As I’ve written elsewhere, talk of the “Jewish community” or the “Jewish vote” is misguided as there are many Jewish communities and these various communities have different voting patterns. For example, Reform Jews generally vote Democratic while the Orthodox tend to vote Republican.
Nevertheless, polls are one way of measuring voter preference. In a previous post I mentioned a (flawed) poll that had Jews voting for McCain over Obama 54 percent to 32 percent. Here are some more recent poll results (article from the JPost):
Barack Obama leads John McCain by 27 points among Jewish voters, according to a new survey.
Obama leads 57 percent to 30% among those polled in the American Jewish Committee’s 2008 Annual Survey of American Jewish Opinion, with 13% undecided, but he significantly trails the Jewish vote for recent Democratic presidential candidates.
By contrast, John Kerry received 76% of the Jewish vote four years ago against George W. Bush, and in the three prior presidential elections, Democrats won 78% to 80% of Jewish votes. The 2004 AJC survey, taken three weeks earlier in that campaign than this year, found Kerry leading 69% to 24%.
The poll by survey research organization Synovate of 914 self-identifying Jewish respondents, selected from Synovate’s consumer mail panel, was conducted by telephone September 8-21. The margin of error is plus or minus 3 percentage points.
McCain enjoyed a 78% to 13% lead among Orthodox Jews, but Obama won easily among all other Jewish groups: Conservatives, 59% to 26%; Reform, 62% to 27%; and those calling themselves “just Jewish,” 61% to 26%.
Sultan Knish has this to add:
Jews do vote fairly predictably but the most predictable percentage of the Jewish vote breaks down into three categories, senior citizens who grew up with FDR or the memory of FDR and treat the Democratic party as a safety blanket against fascism and the depression, Jewish women for whom gender is highly important and are career oriented and thirdly an assimilated class of politically liberal yuppies with very little in the way of a Jewish identity…
McCain will however not make a great deal of inroads with the latter category of younger liberal yuppies because they are liberal first, followed by a catalog card of identities, with Jewish and American appearing on the list somewhere in the back or not at all. Which is why asking why they don’t vote following Jewish interests or Israel is pointless, because they really don’t consider themselves particularly Jewish. And really they aren’t.

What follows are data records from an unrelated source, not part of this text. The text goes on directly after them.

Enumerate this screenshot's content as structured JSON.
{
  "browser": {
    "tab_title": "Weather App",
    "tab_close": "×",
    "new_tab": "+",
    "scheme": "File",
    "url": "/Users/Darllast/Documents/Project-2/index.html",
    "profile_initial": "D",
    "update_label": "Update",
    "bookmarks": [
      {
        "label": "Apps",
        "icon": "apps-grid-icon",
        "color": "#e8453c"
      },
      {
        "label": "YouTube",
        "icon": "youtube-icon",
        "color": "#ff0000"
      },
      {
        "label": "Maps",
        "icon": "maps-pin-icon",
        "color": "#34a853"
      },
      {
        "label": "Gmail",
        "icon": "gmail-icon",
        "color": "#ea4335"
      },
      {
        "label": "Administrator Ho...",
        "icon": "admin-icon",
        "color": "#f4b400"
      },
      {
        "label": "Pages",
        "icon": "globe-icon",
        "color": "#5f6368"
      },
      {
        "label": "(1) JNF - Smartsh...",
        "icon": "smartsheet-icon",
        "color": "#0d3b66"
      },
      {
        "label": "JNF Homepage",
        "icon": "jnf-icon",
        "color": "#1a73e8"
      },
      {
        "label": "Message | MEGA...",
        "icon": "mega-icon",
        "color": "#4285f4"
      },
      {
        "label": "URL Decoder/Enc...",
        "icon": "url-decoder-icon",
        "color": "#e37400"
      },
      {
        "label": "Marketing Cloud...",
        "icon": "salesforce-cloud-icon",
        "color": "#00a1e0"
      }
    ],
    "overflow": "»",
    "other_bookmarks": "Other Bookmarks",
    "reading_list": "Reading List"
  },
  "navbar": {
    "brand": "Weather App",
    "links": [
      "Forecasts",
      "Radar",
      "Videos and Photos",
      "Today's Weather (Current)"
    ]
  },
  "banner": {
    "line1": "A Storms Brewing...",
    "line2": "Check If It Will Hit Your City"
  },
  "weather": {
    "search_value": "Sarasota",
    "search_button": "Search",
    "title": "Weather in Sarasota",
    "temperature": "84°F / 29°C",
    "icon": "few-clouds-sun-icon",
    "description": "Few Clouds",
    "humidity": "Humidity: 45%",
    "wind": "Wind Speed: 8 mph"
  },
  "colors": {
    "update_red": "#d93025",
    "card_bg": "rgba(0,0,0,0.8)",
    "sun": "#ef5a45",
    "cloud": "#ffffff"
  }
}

I usually avoid denying a particular identity to people (Jewish, leftist, conservative, etc.), especially when they self-identify with that particular identity. For example, if someone identifies themselves as Jewish I don’t question that. But the Sultan is correct in pointing out the mushiness of this identity (and the concept of identity in general) as well as the notion that all of us are packages of an assortment of interrelated identities (religious, class, ethnic, political, nationality, gender, etc.). Which identity takes precedence? And can we ever truly disentangle these identities from each other?